  • Project No: 355
  • Funding round: FR 13


The number of people with depression is increasing globally; depression is set to become the leading cause of disability worldwide by 2030. Treatments for depression have limited usefulness and have only led to a 35% reduction of cases of depression, as compared to those receiving no treatment. People with untreated depression symptoms are at an increased risk of persistent depression with poor outcomes. We need to develop treatments that can be delivered at the very early stage of the illness thus preventing progression into full blown symptoms of depression.

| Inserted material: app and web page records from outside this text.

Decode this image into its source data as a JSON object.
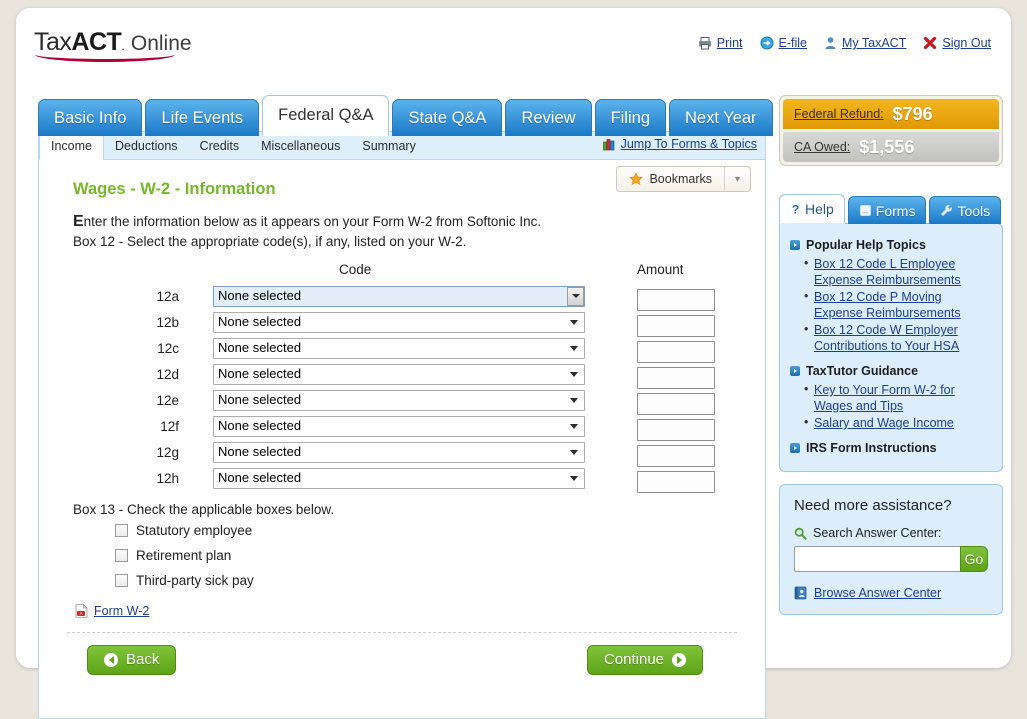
{
  "brand": {
    "logo_tax": "Tax",
    "logo_act": "ACT",
    "logo_online": "Online"
  },
  "top_links": [
    {
      "label": "Print",
      "icon": "printer-icon"
    },
    {
      "label": "E-file",
      "icon": "efile-icon"
    },
    {
      "label": "My TaxACT",
      "icon": "user-icon"
    },
    {
      "label": "Sign Out",
      "icon": "close-x-icon"
    }
  ],
  "tabs": [
    {
      "label": "Basic Info",
      "active": false
    },
    {
      "label": "Life Events",
      "active": false
    },
    {
      "label": "Federal Q&A",
      "active": true
    },
    {
      "label": "State Q&A",
      "active": false
    },
    {
      "label": "Review",
      "active": false
    },
    {
      "label": "Filing",
      "active": false
    },
    {
      "label": "Next Year",
      "active": false
    }
  ],
  "subtabs": [
    {
      "label": "Income",
      "active": true
    },
    {
      "label": "Deductions",
      "active": false
    },
    {
      "label": "Credits",
      "active": false
    },
    {
      "label": "Miscellaneous",
      "active": false
    },
    {
      "label": "Summary",
      "active": false
    }
  ],
  "jump_link": {
    "label": "Jump To Forms & Topics",
    "icon": "books-icon"
  },
  "main": {
    "page_title": "Wages - W-2 - Information",
    "bookmarks_label": "Bookmarks",
    "intro_first_letter": "E",
    "intro_line1_rest": "nter the information below as it appears on your Form W-2 from Softonic Inc.",
    "intro_line2": "Box 12 - Select the appropriate code(s), if any, listed on your W-2.",
    "col_code": "Code",
    "col_amount": "Amount",
    "rows": [
      {
        "label": "12a",
        "code_value": "None selected",
        "amount_value": "",
        "focused": true
      },
      {
        "label": "12b",
        "code_value": "None selected",
        "amount_value": "",
        "focused": false
      },
      {
        "label": "12c",
        "code_value": "None selected",
        "amount_value": "",
        "focused": false
      },
      {
        "label": "12d",
        "code_value": "None selected",
        "amount_value": "",
        "focused": false
      },
      {
        "label": "12e",
        "code_value": "None selected",
        "amount_value": "",
        "focused": false
      },
      {
        "label": "12f",
        "code_value": "None selected",
        "amount_value": "",
        "focused": false
      },
      {
        "label": "12g",
        "code_value": "None selected",
        "amount_value": "",
        "focused": false
      },
      {
        "label": "12h",
        "code_value": "None selected",
        "amount_value": "",
        "focused": false
      }
    ],
    "box13_label": "Box 13 - Check the applicable boxes below.",
    "checkboxes": [
      {
        "label": "Statutory employee",
        "checked": false
      },
      {
        "label": "Retirement plan",
        "checked": false
      },
      {
        "label": "Third-party sick pay",
        "checked": false
      }
    ],
    "form_link": "Form W-2",
    "back_label": "Back",
    "continue_label": "Continue"
  },
  "refund": {
    "federal_label": "Federal Refund:",
    "federal_amount": "$796",
    "state_label": "CA Owed:",
    "state_amount": "$1,556",
    "federal_color": "#e6a50a",
    "state_color": "#c9c9c6"
  },
  "rail_tabs": [
    {
      "label": "Help",
      "icon": "question-icon",
      "active": true
    },
    {
      "label": "Forms",
      "icon": "document-icon",
      "active": false
    },
    {
      "label": "Tools",
      "icon": "wrench-icon",
      "active": false
    }
  ],
  "help": {
    "sections": [
      {
        "title": "Popular Help Topics",
        "links": [
          "Box 12 Code L Employee Expense Reimbursements",
          "Box 12 Code P Moving Expense Reimbursements",
          "Box 12 Code W Employer Contributions to Your HSA"
        ]
      },
      {
        "title": "TaxTutor Guidance",
        "links": [
          "Key to Your Form W-2 for Wages and Tips",
          "Salary and Wage Income"
        ]
      },
      {
        "title": "IRS Form Instructions",
        "links": []
      }
    ]
  },
  "assistance": {
    "title": "Need more assistance?",
    "search_label": "Search Answer Center:",
    "search_value": "",
    "search_placeholder": "",
    "go_label": "Go",
    "browse_label": "Browse Answer Center"
  }
}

One of the major risk factors for depression is sub-threshold depression. Sub-threshold depression is a condition where the person has developed some of the symptoms of stress and low mood but the number of symptom, and their severity, is lower than the threshold that we would use to diagnose someone with depression. In routine clinical practice we use a score of 10 or above on a depression questionnaire (Personal Health Questionnaire PHQ 9) to diagnose depression. For this study we will use the score of between 5 and 9 on the PHQ 9 to indicate sub threshold depression.

Our clinical experience tells us that it can be difficult to engage people with mild depression into preventive treatments that may require ongoing commitment. So, we plan to use user involvement to adapt and evaluate a acceptable psychological therapy program which is acceptable. It will be based on Cognitive Behaviour Therapy (CBT) principles. To increase engagement and attendance the intervention will be delivered by trained voluntary sector staff in a community setting. It will be a 1 day (8 hour) session, delivered on the weekend to improve engagement and attendance.  We will recruit up to 64 participants to this feasibility study as a first step towards designing future trials.

Amount awarded: £77,285

Projects by themes

We have grouped projects under the five SPCR themes in this document

Evidence synthesis working group

The collaboration will be conducting 18 high impact systematic reviews, under four workstreams.